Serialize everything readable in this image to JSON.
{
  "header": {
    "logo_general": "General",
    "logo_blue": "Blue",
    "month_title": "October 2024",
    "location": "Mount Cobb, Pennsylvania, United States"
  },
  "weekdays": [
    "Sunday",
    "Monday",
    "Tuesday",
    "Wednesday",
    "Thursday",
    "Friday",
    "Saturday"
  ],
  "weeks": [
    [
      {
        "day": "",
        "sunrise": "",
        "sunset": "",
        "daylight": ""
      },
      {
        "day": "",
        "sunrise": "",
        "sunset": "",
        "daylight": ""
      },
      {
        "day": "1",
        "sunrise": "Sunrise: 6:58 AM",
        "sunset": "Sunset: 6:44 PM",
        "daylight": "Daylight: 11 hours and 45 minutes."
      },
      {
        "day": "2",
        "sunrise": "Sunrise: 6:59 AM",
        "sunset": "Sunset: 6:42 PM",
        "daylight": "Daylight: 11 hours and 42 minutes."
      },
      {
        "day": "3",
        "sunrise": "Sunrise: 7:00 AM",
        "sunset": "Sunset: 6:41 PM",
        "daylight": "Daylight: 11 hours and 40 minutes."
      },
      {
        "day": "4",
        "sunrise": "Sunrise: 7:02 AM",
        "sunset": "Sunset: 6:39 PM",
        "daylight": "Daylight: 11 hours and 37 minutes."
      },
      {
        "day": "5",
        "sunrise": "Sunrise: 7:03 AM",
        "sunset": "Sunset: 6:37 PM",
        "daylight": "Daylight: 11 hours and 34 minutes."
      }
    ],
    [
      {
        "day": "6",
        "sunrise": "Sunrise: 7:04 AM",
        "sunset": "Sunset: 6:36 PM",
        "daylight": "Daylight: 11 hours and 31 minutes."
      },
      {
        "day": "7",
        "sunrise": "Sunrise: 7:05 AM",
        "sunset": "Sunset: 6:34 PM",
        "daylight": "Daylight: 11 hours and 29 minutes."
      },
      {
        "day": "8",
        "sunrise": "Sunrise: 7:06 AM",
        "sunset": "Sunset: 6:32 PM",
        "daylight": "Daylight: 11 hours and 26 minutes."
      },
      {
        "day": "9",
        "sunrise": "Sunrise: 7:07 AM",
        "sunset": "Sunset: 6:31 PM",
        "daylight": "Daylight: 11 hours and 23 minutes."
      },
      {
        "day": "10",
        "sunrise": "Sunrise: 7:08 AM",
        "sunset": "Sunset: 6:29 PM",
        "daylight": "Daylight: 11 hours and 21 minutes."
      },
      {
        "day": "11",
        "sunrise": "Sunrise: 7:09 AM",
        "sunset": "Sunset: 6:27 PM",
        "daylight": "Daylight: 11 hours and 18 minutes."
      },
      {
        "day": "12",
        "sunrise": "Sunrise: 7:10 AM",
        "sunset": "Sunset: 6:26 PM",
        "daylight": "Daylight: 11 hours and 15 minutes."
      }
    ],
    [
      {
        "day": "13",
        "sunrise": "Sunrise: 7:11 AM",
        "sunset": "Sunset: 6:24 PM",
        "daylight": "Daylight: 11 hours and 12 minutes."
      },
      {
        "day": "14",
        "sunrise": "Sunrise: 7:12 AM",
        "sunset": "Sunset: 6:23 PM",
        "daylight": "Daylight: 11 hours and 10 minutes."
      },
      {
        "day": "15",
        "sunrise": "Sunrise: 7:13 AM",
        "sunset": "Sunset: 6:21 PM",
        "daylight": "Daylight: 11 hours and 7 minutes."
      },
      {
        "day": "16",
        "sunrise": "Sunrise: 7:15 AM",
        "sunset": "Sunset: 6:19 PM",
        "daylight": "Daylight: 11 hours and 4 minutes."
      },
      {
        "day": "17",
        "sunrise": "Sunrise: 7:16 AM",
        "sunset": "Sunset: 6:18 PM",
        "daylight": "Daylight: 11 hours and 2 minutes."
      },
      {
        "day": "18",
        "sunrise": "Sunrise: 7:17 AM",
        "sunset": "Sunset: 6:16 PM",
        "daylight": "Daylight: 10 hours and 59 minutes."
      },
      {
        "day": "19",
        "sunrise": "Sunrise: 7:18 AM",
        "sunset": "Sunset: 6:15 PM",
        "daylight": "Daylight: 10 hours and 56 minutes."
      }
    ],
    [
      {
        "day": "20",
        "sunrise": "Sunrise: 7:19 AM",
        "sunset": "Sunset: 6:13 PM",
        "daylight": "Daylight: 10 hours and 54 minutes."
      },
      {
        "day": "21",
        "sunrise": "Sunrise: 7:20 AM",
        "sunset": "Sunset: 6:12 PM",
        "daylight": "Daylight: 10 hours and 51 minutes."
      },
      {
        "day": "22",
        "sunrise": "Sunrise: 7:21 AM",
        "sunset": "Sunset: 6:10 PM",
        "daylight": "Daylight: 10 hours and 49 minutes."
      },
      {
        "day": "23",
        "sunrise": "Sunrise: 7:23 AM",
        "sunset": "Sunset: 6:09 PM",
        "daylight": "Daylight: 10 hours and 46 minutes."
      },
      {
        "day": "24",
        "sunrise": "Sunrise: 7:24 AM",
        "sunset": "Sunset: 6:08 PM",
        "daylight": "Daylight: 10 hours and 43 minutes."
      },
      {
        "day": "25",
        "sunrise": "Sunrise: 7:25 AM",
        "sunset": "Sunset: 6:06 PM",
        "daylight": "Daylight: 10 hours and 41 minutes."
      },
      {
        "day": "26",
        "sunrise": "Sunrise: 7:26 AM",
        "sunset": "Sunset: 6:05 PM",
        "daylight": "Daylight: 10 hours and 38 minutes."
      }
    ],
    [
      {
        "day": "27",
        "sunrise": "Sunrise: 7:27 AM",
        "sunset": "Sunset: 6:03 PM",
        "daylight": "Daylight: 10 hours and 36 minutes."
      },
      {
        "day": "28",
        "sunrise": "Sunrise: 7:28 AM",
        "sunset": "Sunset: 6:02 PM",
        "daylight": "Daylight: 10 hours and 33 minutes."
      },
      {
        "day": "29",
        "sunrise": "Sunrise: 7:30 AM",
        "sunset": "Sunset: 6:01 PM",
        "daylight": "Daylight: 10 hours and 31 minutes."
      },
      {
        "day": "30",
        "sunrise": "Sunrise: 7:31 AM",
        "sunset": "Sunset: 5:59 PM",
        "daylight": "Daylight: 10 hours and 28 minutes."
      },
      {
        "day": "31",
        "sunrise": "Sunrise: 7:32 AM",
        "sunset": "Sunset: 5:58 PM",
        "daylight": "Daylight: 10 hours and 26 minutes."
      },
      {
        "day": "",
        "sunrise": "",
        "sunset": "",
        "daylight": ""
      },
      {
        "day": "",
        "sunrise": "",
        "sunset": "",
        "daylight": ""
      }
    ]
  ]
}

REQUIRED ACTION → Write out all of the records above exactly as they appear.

RESPONSE TO THIS TASK →
Serialize everything readable in this image to JSON.
{
  "header": {
    "logo_general": "General",
    "logo_blue": "Blue",
    "month_title": "October 2024",
    "location": "Mount Cobb, Pennsylvania, United States"
  },
  "weekdays": [
    "Sunday",
    "Monday",
    "Tuesday",
    "Wednesday",
    "Thursday",
    "Friday",
    "Saturday"
  ],
  "weeks": [
    [
      {
        "day": "",
        "sunrise": "",
        "sunset": "",
        "daylight": ""
      },
      {
        "day": "",
        "sunrise": "",
        "sunset": "",
        "daylight": ""
      },
      {
        "day": "1",
        "sunrise": "Sunrise: 6:58 AM",
        "sunset": "Sunset: 6:44 PM",
        "daylight": "Daylight: 11 hours and 45 minutes."
      },
      {
        "day": "2",
        "sunrise": "Sunrise: 6:59 AM",
        "sunset": "Sunset: 6:42 PM",
        "daylight": "Daylight: 11 hours and 42 minutes."
      },
      {
        "day": "3",
        "sunrise": "Sunrise: 7:00 AM",
        "sunset": "Sunset: 6:41 PM",
        "daylight": "Daylight: 11 hours and 40 minutes."
      },
      {
        "day": "4",
        "sunrise": "Sunrise: 7:02 AM",
        "sunset": "Sunset: 6:39 PM",
        "daylight": "Daylight: 11 hours and 37 minutes."
      },
      {
        "day": "5",
        "sunrise": "Sunrise: 7:03 AM",
        "sunset": "Sunset: 6:37 PM",
        "daylight": "Daylight: 11 hours and 34 minutes."
      }
    ],
    [
      {
        "day": "6",
        "sunrise": "Sunrise: 7:04 AM",
        "sunset": "Sunset: 6:36 PM",
        "daylight": "Daylight: 11 hours and 31 minutes."
      },
      {
        "day": "7",
        "sunrise": "Sunrise: 7:05 AM",
        "sunset": "Sunset: 6:34 PM",
        "daylight": "Daylight: 11 hours and 29 minutes."
      },
      {
        "day": "8",
        "sunrise": "Sunrise: 7:06 AM",
        "sunset": "Sunset: 6:32 PM",
        "daylight": "Daylight: 11 hours and 26 minutes."
      },
      {
        "day": "9",
        "sunrise": "Sunrise: 7:07 AM",
        "sunset": "Sunset: 6:31 PM",
        "daylight": "Daylight: 11 hours and 23 minutes."
      },
      {
        "day": "10",
        "sunrise": "Sunrise: 7:08 AM",
        "sunset": "Sunset: 6:29 PM",
        "daylight": "Daylight: 11 hours and 21 minutes."
      },
      {
        "day": "11",
        "sunrise": "Sunrise: 7:09 AM",
        "sunset": "Sunset: 6:27 PM",
        "daylight": "Daylight: 11 hours and 18 minutes."
      },
      {
        "day": "12",
        "sunrise": "Sunrise: 7:10 AM",
        "sunset": "Sunset: 6:26 PM",
        "daylight": "Daylight: 11 hours and 15 minutes."
      }
    ],
    [
      {
        "day": "13",
        "sunrise": "Sunrise: 7:11 AM",
        "sunset": "Sunset: 6:24 PM",
        "daylight": "Daylight: 11 hours and 12 minutes."
      },
      {
        "day": "14",
        "sunrise": "Sunrise: 7:12 AM",
        "sunset": "Sunset: 6:23 PM",
        "daylight": "Daylight: 11 hours and 10 minutes."
      },
      {
        "day": "15",
        "sunrise": "Sunrise: 7:13 AM",
        "sunset": "Sunset: 6:21 PM",
        "daylight": "Daylight: 11 hours and 7 minutes."
      },
      {
        "day": "16",
        "sunrise": "Sunrise: 7:15 AM",
        "sunset": "Sunset: 6:19 PM",
        "daylight": "Daylight: 11 hours and 4 minutes."
      },
      {
        "day": "17",
        "sunrise": "Sunrise: 7:16 AM",
        "sunset": "Sunset: 6:18 PM",
        "daylight": "Daylight: 11 hours and 2 minutes."
      },
      {
        "day": "18",
        "sunrise": "Sunrise: 7:17 AM",
        "sunset": "Sunset: 6:16 PM",
        "daylight": "Daylight: 10 hours and 59 minutes."
      },
      {
        "day": "19",
        "sunrise": "Sunrise: 7:18 AM",
        "sunset": "Sunset: 6:15 PM",
        "daylight": "Daylight: 10 hours and 56 minutes."
      }
    ],
    [
      {
        "day": "20",
        "sunrise": "Sunrise: 7:19 AM",
        "sunset": "Sunset: 6:13 PM",
        "daylight": "Daylight: 10 hours and 54 minutes."
      },
      {
        "day": "21",
        "sunrise": "Sunrise: 7:20 AM",
        "sunset": "Sunset: 6:12 PM",
        "daylight": "Daylight: 10 hours and 51 minutes."
      },
      {
        "day": "22",
        "sunrise": "Sunrise: 7:21 AM",
        "sunset": "Sunset: 6:10 PM",
        "daylight": "Daylight: 10 hours and 49 minutes."
      },
      {
        "day": "23",
        "sunrise": "Sunrise: 7:23 AM",
        "sunset": "Sunset: 6:09 PM",
        "daylight": "Daylight: 10 hours and 46 minutes."
      },
      {
        "day": "24",
        "sunrise": "Sunrise: 7:24 AM",
        "sunset": "Sunset: 6:08 PM",
        "daylight": "Daylight: 10 hours and 43 minutes."
      },
      {
        "day": "25",
        "sunrise": "Sunrise: 7:25 AM",
        "sunset": "Sunset: 6:06 PM",
        "daylight": "Daylight: 10 hours and 41 minutes."
      },
      {
        "day": "26",
        "sunrise": "Sunrise: 7:26 AM",
        "sunset": "Sunset: 6:05 PM",
        "daylight": "Daylight: 10 hours and 38 minutes."
      }
    ],
    [
      {
        "day": "27",
        "sunrise": "Sunrise: 7:27 AM",
        "sunset": "Sunset: 6:03 PM",
        "daylight": "Daylight: 10 hours and 36 minutes."
      },
      {
        "day": "28",
        "sunrise": "Sunrise: 7:28 AM",
        "sunset": "Sunset: 6:02 PM",
        "daylight": "Daylight: 10 hours and 33 minutes."
      },
      {
        "day": "29",
        "sunrise": "Sunrise: 7:30 AM",
        "sunset": "Sunset: 6:01 PM",
        "daylight": "Daylight: 10 hours and 31 minutes."
      },
      {
        "day": "30",
        "sunrise": "Sunrise: 7:31 AM",
        "sunset": "Sunset: 5:59 PM",
        "daylight": "Daylight: 10 hours and 28 minutes."
      },
      {
        "day": "31",
        "sunrise": "Sunrise: 7:32 AM",
        "sunset": "Sunset: 5:58 PM",
        "daylight": "Daylight: 10 hours and 26 minutes."
      },
      {
        "day": "",
        "sunrise": "",
        "sunset": "",
        "daylight": ""
      },
      {
        "day": "",
        "sunrise": "",
        "sunset": "",
        "daylight": ""
      }
    ]
  ]
}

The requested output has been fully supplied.